Commercial Note-Taking

Commercial Note-Taking in Your Classroom

As a faculty member, you can take certain steps to protect your course-related materials, including lectures.A statement on the first day of class clarifying your position on commercial note-taking will set the standard of expectation for academic work.Notify your class verbally and through a syllabus statement that lectures, written materials, electronic presentations, and any other course-related material constitute your intellectual property and may be subject to copyright protection. Make it clear that any commercial dissemination of your materials, including notes taken by students, requires your advance written permission.To further protect your work, you might consider adding Copyright 2010 (or applicable year) and your name to any website or medium where your work is presented.

Remember that when a student has been allowed a note-taker due to a reasonable accommodation of a disability approved by the Access Center, the note-taker must be permitted to share his or her notes with that student.

Suggested syllabus statement:

Copyright (2010) Dr. Jane Doe.

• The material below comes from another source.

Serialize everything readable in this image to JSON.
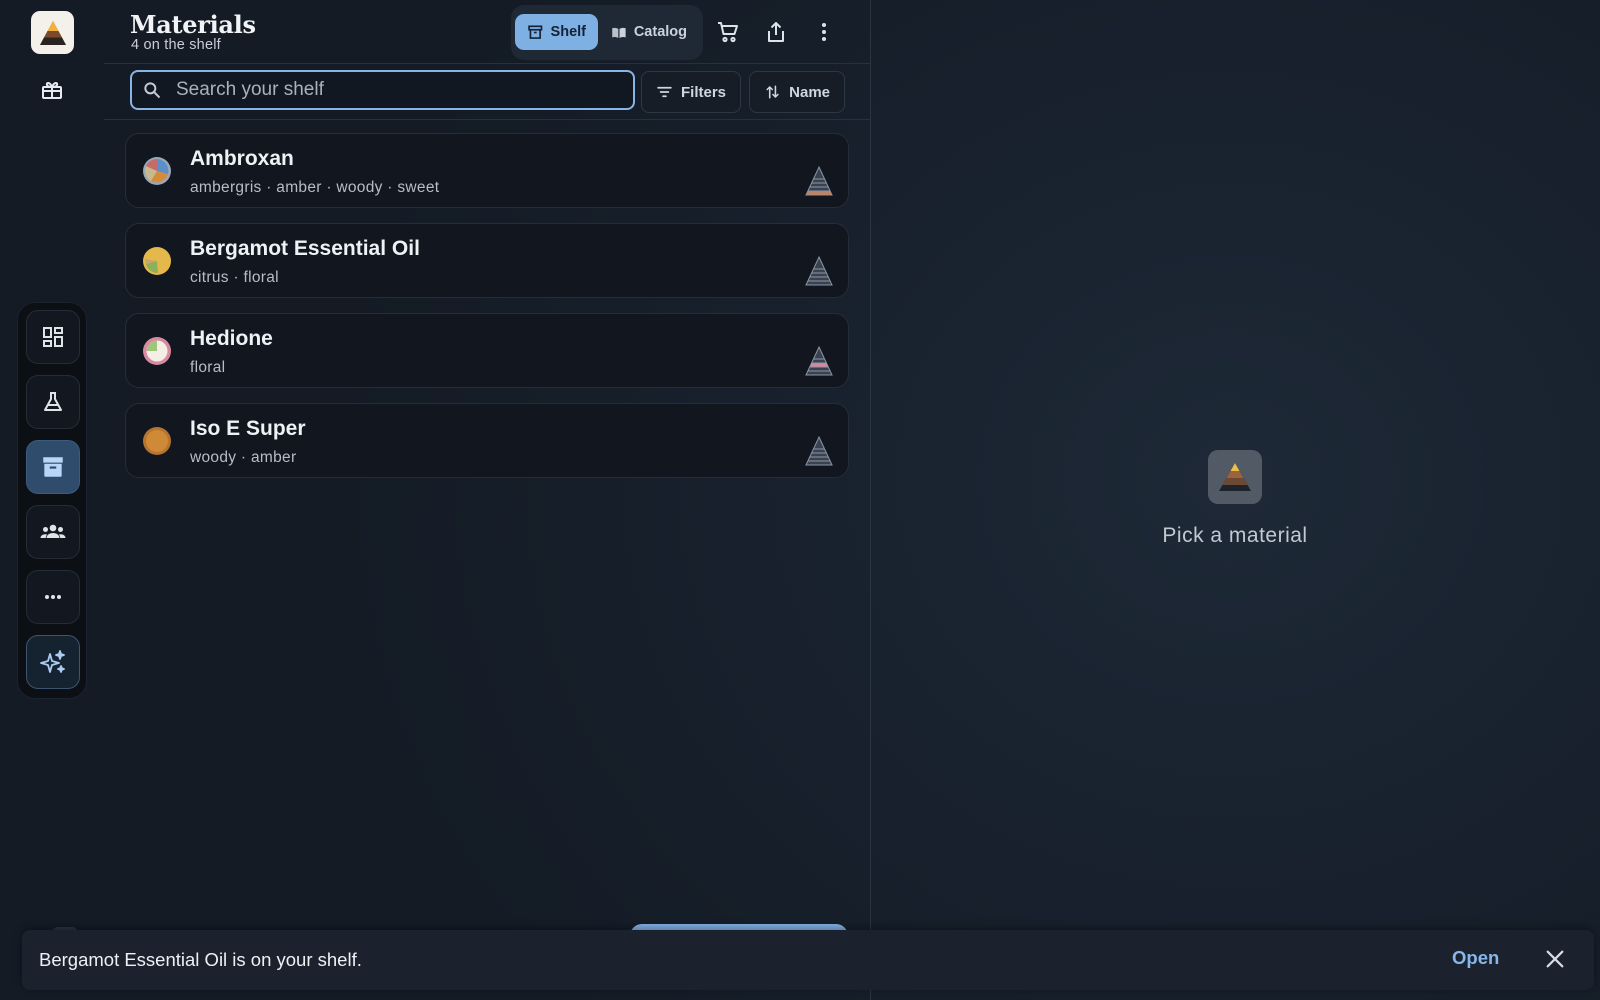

This syllabus and all course-related materials, presentations, lectures, etc. are my intellectual property and may be protected by copyright. Selling class notes through commercial note taking services, without my written advance permission, could be viewed as copyright infringement and/or an academic integrity violation, WAC 504-26-010 (3)(a,b,c,i). Further, the use of University electronic resources (e.g., Blackboard) for commercial purposes, includingadvertising to other students to buy notes, is a violation of WSU’s computer abuses and theft policy (WAC 504-26-218), a violation of WSU’s Electronic Communication policy (EP 4), and also violates the terms of use for the Angel software program.